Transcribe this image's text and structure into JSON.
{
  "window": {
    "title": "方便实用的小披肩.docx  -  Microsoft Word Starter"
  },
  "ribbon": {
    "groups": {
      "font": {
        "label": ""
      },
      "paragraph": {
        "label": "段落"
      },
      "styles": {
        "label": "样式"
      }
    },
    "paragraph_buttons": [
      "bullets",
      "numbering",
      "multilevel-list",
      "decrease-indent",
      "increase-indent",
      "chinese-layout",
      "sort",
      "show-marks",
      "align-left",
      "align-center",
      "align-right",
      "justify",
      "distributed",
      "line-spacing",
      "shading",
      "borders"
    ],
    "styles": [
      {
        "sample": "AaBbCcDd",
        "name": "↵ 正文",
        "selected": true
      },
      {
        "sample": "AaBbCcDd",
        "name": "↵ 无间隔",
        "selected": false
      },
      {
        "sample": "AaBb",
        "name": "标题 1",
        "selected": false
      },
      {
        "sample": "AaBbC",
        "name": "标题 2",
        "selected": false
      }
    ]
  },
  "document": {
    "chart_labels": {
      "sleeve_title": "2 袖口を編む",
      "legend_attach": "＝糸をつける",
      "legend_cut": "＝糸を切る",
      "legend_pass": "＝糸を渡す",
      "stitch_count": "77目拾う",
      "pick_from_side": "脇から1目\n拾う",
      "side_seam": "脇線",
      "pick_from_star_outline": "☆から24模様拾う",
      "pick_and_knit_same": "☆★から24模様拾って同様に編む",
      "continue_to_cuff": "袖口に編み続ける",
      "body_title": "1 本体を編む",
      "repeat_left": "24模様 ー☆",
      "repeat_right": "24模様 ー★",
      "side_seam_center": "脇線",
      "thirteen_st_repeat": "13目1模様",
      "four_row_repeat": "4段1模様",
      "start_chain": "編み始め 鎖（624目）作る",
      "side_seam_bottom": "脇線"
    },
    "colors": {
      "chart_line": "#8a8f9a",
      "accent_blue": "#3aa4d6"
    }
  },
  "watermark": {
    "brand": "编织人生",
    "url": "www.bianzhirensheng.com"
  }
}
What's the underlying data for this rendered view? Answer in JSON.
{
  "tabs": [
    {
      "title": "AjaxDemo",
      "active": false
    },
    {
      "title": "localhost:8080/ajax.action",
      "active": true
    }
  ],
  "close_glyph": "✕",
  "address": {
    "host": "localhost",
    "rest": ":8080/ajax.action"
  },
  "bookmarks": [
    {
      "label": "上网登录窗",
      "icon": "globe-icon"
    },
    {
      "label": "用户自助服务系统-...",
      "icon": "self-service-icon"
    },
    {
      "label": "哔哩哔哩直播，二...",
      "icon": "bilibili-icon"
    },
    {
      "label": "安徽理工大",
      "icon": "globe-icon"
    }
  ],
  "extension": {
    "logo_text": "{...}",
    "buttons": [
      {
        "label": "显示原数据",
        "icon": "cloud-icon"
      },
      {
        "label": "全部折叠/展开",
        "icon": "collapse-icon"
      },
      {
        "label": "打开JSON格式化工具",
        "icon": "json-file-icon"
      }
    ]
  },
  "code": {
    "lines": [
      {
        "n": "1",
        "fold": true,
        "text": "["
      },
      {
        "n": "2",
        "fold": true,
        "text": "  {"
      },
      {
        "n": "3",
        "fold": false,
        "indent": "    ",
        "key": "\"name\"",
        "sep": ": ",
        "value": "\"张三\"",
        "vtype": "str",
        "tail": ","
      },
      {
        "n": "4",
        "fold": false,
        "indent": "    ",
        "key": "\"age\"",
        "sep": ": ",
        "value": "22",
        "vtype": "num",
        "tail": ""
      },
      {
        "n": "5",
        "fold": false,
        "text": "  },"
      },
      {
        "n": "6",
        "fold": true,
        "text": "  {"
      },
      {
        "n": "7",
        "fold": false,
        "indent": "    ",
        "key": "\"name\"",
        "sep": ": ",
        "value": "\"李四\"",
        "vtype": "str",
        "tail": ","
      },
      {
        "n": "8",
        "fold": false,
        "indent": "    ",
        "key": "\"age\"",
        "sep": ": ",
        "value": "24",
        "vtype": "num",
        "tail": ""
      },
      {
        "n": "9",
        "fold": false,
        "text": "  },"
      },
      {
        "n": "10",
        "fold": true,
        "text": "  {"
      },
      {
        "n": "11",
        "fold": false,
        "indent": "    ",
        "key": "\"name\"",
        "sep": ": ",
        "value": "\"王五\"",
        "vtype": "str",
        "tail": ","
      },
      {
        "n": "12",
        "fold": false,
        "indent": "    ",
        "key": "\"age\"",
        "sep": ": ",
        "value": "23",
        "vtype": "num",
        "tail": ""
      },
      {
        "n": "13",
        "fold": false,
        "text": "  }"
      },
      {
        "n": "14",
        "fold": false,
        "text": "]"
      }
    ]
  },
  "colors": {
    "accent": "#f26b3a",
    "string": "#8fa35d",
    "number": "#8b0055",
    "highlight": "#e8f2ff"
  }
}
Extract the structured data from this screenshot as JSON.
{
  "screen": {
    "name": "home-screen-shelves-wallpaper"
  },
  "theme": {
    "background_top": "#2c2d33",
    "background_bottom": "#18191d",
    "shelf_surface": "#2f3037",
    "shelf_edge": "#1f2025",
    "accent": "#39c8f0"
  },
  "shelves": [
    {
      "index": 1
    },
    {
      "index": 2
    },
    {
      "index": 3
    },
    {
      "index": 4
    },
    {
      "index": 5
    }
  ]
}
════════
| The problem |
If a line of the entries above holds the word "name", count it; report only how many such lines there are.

| Final answer |
8